Outside chance of making MLB debut in 2014
Matt Barnes, RHP
Matt Barnes, like Ranaudo, might not find his way to the majors in 2014 because of the Red Sox’ starting pitching depth. In fact, it’ll be even tougher for Barnes to earn a call-up because he’s currently not on Boston’s 40-man roster, and he’s coming off a season in which he endured some struggles at Double-A Portland.
Barnes has filthy stuff, which is why the 23-year-old has an outside chance of earning a call-up in 2014. He’ll need to get off to a hot start, though, or else a 2015 MLB debut will be the more likely scenario.
Garin Cecchini, 3B
Garin Cecchini was the breakout star of the Red Sox minor league system in 2013. The strong campaign earned him a spot on Boston’s 40-man roster, moving him one step closer to a major league call-up. It’s possible that Cecchini could get that call-up in 2014 if the Red Sox don’t re-sign Stephen Drew and something happens to third baseman Will Middlebrooks.
Cecchini, who turns 23 in April, showed remarkable on-base ability last season, which is encouraging within an organization whose major league offense is built around OBP and driving up pitching counts. He hit .350 and got on base at a .469 clip in 63 games with High-A Salem, and then hit .296 with a .420 on-base percentage in 66 games with Double-A Portland.

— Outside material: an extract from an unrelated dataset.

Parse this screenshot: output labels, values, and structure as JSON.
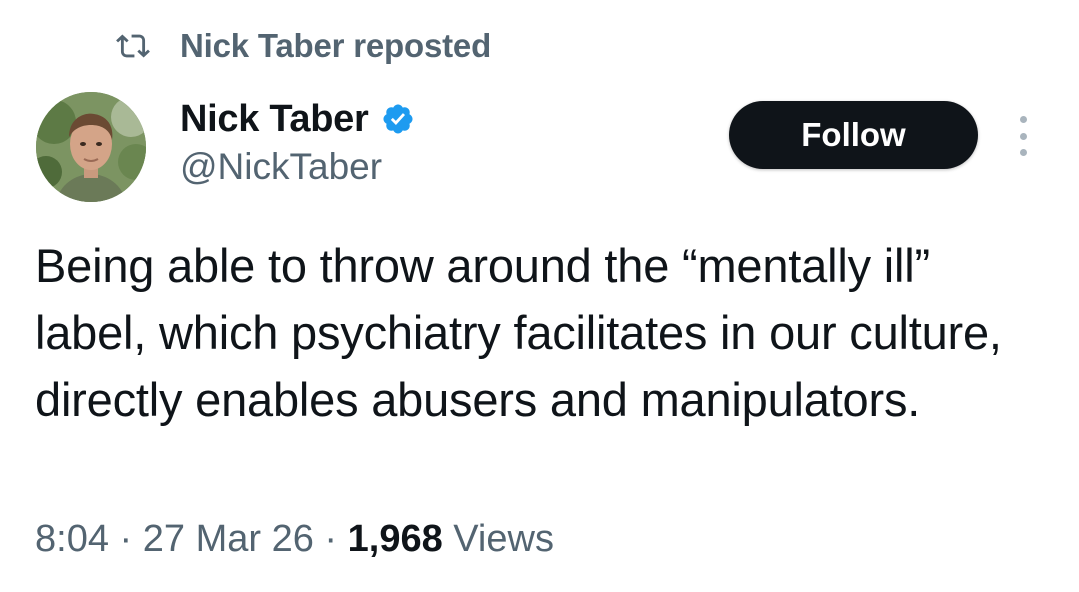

Cecchini’s power is still developing — he hit just seven homers in 129 games in 2013 — so the Red Sox probably would prefer to see him spend the entire 2014 season in the minors. But sometimes, circumstances dictate when a player gets called up, and Cecchini’s plate discipline might be very appealing at some point later in the year.
Dalier Hinojosa, Shunsuke Watanabe and Hideyoshi Otake, RHPs
The Red Sox dipped into the international talent pool for a trio of right-handers this offseason, and each hurler’s chances of making Boston’s major league roster could largely depend on spring training performance. Shunsuke Watanabe (a 37-year-old Japanese submarine pitcher) and Hideyoshi Otake (a 25-year-old Japanese independent league hurler) are long shots, but it’s reasonable to expect that Dalier Hinojosa (a 27-year-old Cuban defector) will wind up in the majors at some point in 2014.
The Red Sox gave Hinojosa, who is one of this year’s Rookie Camp participants, a $4.25 million signing bonus as part of his minor league deal. Hinojosa — who is equipped with a 88-92 mph fastball, a changeup/splitter and a “slurvy breaking ball,” according to Baseball America’s Ben Badler — likely will begin the season at Pawtucket, but he could make his way to Boston as a reliever at some point later in the year.